Action for primate conservation in Korup National Park, Cameroon

Orume Robinson Diotoh

Illegal wildlife hunting for bushmeat is a serious threat to Korup National Park, one of Africa’s oldest and most biodiverse rainforests and home to a rich primate community of 14 species. Pressure on the park’s wildlife is expected to remain high, given the dependence of locals on bushmeat for livelihood, the demand for bushmeat in neighbouring Nigeria and the inevitable loss of traditional hunting grounds in the park’s buffer zone to a 70,000 hectares oil palm plantation. For conservation efforts to be effective, the park management must work in synergy with local communities. This is not currently the case. Conflicts between park staff and local communities are increasing, primarily due to inadequate flow of information. Due to this tension, more than half of the park is rarely patrolled any more. This project will work on restoring trust and information sharing between local communities and the park staff through culturally sensitive and realistic school outreach activities and football games.
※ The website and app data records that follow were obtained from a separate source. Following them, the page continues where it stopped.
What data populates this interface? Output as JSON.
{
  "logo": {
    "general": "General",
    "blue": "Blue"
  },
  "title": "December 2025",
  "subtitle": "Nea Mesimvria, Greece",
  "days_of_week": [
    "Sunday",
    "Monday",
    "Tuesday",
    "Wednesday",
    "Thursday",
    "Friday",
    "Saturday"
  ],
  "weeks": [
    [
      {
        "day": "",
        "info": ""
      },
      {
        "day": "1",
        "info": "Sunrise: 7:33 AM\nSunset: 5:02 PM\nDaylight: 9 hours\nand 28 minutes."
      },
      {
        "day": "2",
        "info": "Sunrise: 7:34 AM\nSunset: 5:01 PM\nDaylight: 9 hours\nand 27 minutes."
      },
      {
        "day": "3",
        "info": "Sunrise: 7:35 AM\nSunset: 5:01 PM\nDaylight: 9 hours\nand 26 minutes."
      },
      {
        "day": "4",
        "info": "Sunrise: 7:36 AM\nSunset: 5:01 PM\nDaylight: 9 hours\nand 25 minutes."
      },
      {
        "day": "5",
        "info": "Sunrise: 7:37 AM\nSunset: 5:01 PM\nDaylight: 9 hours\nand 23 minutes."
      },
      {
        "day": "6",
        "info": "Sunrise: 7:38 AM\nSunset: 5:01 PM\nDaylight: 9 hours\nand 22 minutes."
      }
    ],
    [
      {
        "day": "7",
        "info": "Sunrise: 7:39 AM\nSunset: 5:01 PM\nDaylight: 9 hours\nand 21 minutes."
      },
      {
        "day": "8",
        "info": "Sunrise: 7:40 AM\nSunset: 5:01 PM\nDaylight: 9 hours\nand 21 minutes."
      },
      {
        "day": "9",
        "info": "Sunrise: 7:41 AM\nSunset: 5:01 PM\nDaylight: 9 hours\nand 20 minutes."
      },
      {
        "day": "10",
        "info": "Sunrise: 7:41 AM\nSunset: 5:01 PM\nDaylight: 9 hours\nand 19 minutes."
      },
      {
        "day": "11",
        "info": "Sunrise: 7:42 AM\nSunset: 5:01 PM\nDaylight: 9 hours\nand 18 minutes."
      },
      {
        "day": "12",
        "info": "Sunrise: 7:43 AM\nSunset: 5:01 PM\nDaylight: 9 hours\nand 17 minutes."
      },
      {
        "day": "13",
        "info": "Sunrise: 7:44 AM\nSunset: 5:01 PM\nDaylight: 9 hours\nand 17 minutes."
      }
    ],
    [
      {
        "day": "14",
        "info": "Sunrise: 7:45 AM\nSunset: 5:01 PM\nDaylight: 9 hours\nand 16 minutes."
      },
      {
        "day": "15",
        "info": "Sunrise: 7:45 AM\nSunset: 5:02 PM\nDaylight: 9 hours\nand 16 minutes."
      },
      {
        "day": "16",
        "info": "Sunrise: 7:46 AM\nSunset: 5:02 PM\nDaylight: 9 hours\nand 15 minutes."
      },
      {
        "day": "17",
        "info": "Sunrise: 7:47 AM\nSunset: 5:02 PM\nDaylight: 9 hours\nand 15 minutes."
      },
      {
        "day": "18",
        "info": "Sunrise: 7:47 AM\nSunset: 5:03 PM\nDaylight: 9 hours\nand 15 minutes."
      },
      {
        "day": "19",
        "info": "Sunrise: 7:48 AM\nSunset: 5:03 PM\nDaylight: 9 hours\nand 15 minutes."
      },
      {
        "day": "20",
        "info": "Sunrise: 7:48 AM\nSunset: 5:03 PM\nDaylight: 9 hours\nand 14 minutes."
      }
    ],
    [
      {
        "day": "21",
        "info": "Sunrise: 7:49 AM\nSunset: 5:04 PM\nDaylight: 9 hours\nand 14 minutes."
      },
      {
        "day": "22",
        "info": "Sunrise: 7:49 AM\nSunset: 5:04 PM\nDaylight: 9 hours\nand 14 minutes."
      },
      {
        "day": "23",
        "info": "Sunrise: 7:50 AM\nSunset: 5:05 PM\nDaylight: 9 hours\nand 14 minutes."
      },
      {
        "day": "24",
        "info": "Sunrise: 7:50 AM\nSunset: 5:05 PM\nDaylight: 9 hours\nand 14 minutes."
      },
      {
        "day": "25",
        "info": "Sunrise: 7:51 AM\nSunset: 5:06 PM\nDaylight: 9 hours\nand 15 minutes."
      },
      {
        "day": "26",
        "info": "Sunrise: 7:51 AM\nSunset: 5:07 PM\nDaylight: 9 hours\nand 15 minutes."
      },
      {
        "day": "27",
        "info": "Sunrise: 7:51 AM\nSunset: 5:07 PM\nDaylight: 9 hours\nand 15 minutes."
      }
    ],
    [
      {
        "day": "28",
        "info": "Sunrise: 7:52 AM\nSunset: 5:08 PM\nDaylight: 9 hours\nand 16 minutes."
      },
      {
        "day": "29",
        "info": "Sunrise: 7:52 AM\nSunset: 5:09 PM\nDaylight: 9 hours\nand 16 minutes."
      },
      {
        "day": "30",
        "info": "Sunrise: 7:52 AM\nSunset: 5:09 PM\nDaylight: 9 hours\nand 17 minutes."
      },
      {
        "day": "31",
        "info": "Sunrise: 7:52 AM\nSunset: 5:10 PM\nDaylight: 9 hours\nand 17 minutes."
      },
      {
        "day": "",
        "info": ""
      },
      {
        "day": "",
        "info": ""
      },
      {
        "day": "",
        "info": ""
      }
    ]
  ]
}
Through this approach, we will increase awareness of locals and acceptance of rangers activities in presently abandoned areas, improve efficiency and coverage of the park’s anti-poaching efforts and directly improving primate conservation.